WHAT IS NEEDED
The reply is a verbatim copy of the listing below with its images dropped.

SUPPLIED MATERIAL
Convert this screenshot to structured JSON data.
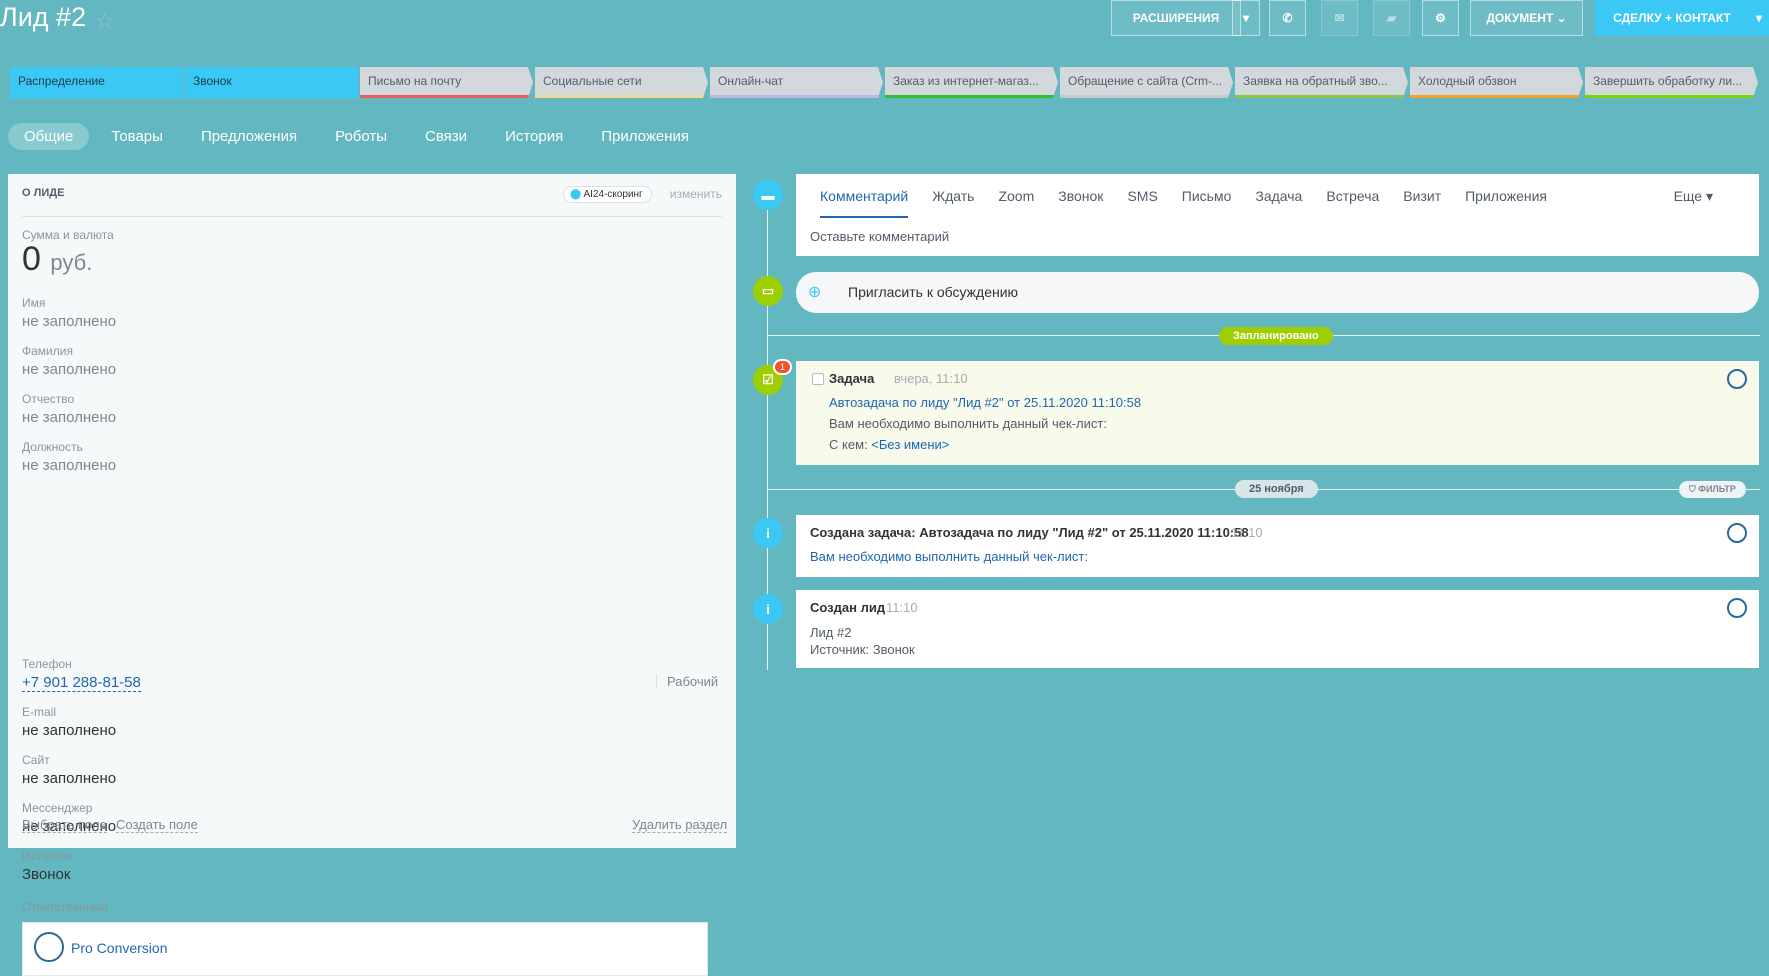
{
  "header": {
    "title": "Лид #2",
    "extensions": "РАСШИРЕНИЯ",
    "document": "ДОКУМЕНТ",
    "deal_contact": "СДЕЛКУ + КОНТАКТ"
  },
  "stages": [
    {
      "label": "Распределение",
      "color": "#3bc8f5",
      "active": true
    },
    {
      "label": "Звонок",
      "color": "#3bc8f5",
      "active": true
    },
    {
      "label": "Письмо на почту",
      "color": "#e55f5f",
      "active": false
    },
    {
      "label": "Социальные сети",
      "color": "#f0d89a",
      "active": false
    },
    {
      "label": "Онлайн-чат",
      "color": "#c7b3ea",
      "active": false
    },
    {
      "label": "Заказ из интернет-магаз...",
      "color": "#2fc22f",
      "active": false
    },
    {
      "label": "Обращение с сайта (Crm-...",
      "color": "#c4c9cc",
      "active": false
    },
    {
      "label": "Заявка на обратный зво...",
      "color": "#8fc34a",
      "active": false
    },
    {
      "label": "Холодный обзвон",
      "color": "#f0a22f",
      "active": false
    },
    {
      "label": "Завершить обработку ли...",
      "color": "#7bd500",
      "active": false
    }
  ],
  "tabs": [
    "Общие",
    "Товары",
    "Предложения",
    "Роботы",
    "Связи",
    "История",
    "Приложения"
  ],
  "about": {
    "title": "О ЛИДЕ",
    "scoring": "AI24-скоринг",
    "edit": "изменить",
    "sum_label": "Сумма и валюта",
    "sum_value": "0",
    "currency": "руб.",
    "fields": [
      {
        "label": "Имя",
        "value": "не заполнено"
      },
      {
        "label": "Фамилия",
        "value": "не заполнено"
      },
      {
        "label": "Отчество",
        "value": "не заполнено"
      },
      {
        "label": "Должность",
        "value": "не заполнено"
      }
    ],
    "phone_label": "Телефон",
    "phone": "+7 901 288-81-58",
    "phone_type": "Рабочий",
    "fields2": [
      {
        "label": "E-mail",
        "value": "не заполнено"
      },
      {
        "label": "Сайт",
        "value": "не заполнено"
      },
      {
        "label": "Мессенджер",
        "value": "не заполнено"
      },
      {
        "label": "Источник",
        "value": "Звонок"
      }
    ],
    "responsible_label": "Ответственный",
    "responsible": "Pro Conversion",
    "select_field": "Выбрать поле",
    "create_field": "Создать поле",
    "delete_section": "Удалить раздел"
  },
  "timeline": {
    "tabs": [
      "Комментарий",
      "Ждать",
      "Zoom",
      "Звонок",
      "SMS",
      "Письмо",
      "Задача",
      "Встреча",
      "Визит",
      "Приложения"
    ],
    "more": "Еще",
    "comment_placeholder": "Оставьте комментарий",
    "invite": "Пригласить к обсуждению",
    "planned": "Запланировано",
    "task": {
      "title": "Задача",
      "time": "вчера, 11:10",
      "badge": "1",
      "link": "Автозадача по лиду \"Лид #2\" от 25.11.2020 11:10:58",
      "text": "Вам необходимо выполнить данный чек-лист:",
      "with_label": "С кем:",
      "with": "<Без имени>"
    },
    "date": "25 ноября",
    "filter": "ФИЛЬТР",
    "created_task": {
      "title": "Создана задача: Автозадача по лиду \"Лид #2\" от 25.11.2020 11:10:58",
      "time": "11:10",
      "text": "Вам необходимо выполнить данный чек-лист:"
    },
    "created_lead": {
      "title": "Создан лид",
      "time": "11:10",
      "line1": "Лид #2",
      "line2": "Источник: Звонок"
    }
  }
}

ANSWER TO THE EXERCISE
Convert this screenshot to structured JSON data.
{
  "header": {
    "title": "Лид #2",
    "extensions": "РАСШИРЕНИЯ",
    "document": "ДОКУМЕНТ",
    "deal_contact": "СДЕЛКУ + КОНТАКТ"
  },
  "stages": [
    {
      "label": "Распределение",
      "color": "#3bc8f5",
      "active": true
    },
    {
      "label": "Звонок",
      "color": "#3bc8f5",
      "active": true
    },
    {
      "label": "Письмо на почту",
      "color": "#e55f5f",
      "active": false
    },
    {
      "label": "Социальные сети",
      "color": "#f0d89a",
      "active": false
    },
    {
      "label": "Онлайн-чат",
      "color": "#c7b3ea",
      "active": false
    },
    {
      "label": "Заказ из интернет-магаз...",
      "color": "#2fc22f",
      "active": false
    },
    {
      "label": "Обращение с сайта (Crm-...",
      "color": "#c4c9cc",
      "active": false
    },
    {
      "label": "Заявка на обратный зво...",
      "color": "#8fc34a",
      "active": false
    },
    {
      "label": "Холодный обзвон",
      "color": "#f0a22f",
      "active": false
    },
    {
      "label": "Завершить обработку ли...",
      "color": "#7bd500",
      "active": false
    }
  ],
  "tabs": [
    "Общие",
    "Товары",
    "Предложения",
    "Роботы",
    "Связи",
    "История",
    "Приложения"
  ],
  "about": {
    "title": "О ЛИДЕ",
    "scoring": "AI24-скоринг",
    "edit": "изменить",
    "sum_label": "Сумма и валюта",
    "sum_value": "0",
    "currency": "руб.",
    "fields": [
      {
        "label": "Имя",
        "value": "не заполнено"
      },
      {
        "label": "Фамилия",
        "value": "не заполнено"
      },
      {
        "label": "Отчество",
        "value": "не заполнено"
      },
      {
        "label": "Должность",
        "value": "не заполнено"
      }
    ],
    "phone_label": "Телефон",
    "phone": "+7 901 288-81-58",
    "phone_type": "Рабочий",
    "fields2": [
      {
        "label": "E-mail",
        "value": "не заполнено"
      },
      {
        "label": "Сайт",
        "value": "не заполнено"
      },
      {
        "label": "Мессенджер",
        "value": "не заполнено"
      },
      {
        "label": "Источник",
        "value": "Звонок"
      }
    ],
    "responsible_label": "Ответственный",
    "responsible": "Pro Conversion",
    "select_field": "Выбрать поле",
    "create_field": "Создать поле",
    "delete_section": "Удалить раздел"
  },
  "timeline": {
    "tabs": [
      "Комментарий",
      "Ждать",
      "Zoom",
      "Звонок",
      "SMS",
      "Письмо",
      "Задача",
      "Встреча",
      "Визит",
      "Приложения"
    ],
    "more": "Еще",
    "comment_placeholder": "Оставьте комментарий",
    "invite": "Пригласить к обсуждению",
    "planned": "Запланировано",
    "task": {
      "title": "Задача",
      "time": "вчера, 11:10",
      "badge": "1",
      "link": "Автозадача по лиду \"Лид #2\" от 25.11.2020 11:10:58",
      "text": "Вам необходимо выполнить данный чек-лист:",
      "with_label": "С кем:",
      "with": "<Без имени>"
    },
    "date": "25 ноября",
    "filter": "ФИЛЬТР",
    "created_task": {
      "title": "Создана задача: Автозадача по лиду \"Лид #2\" от 25.11.2020 11:10:58",
      "time": "11:10",
      "text": "Вам необходимо выполнить данный чек-лист:"
    },
    "created_lead": {
      "title": "Создан лид",
      "time": "11:10",
      "line1": "Лид #2",
      "line2": "Источник: Звонок"
    }
  }
}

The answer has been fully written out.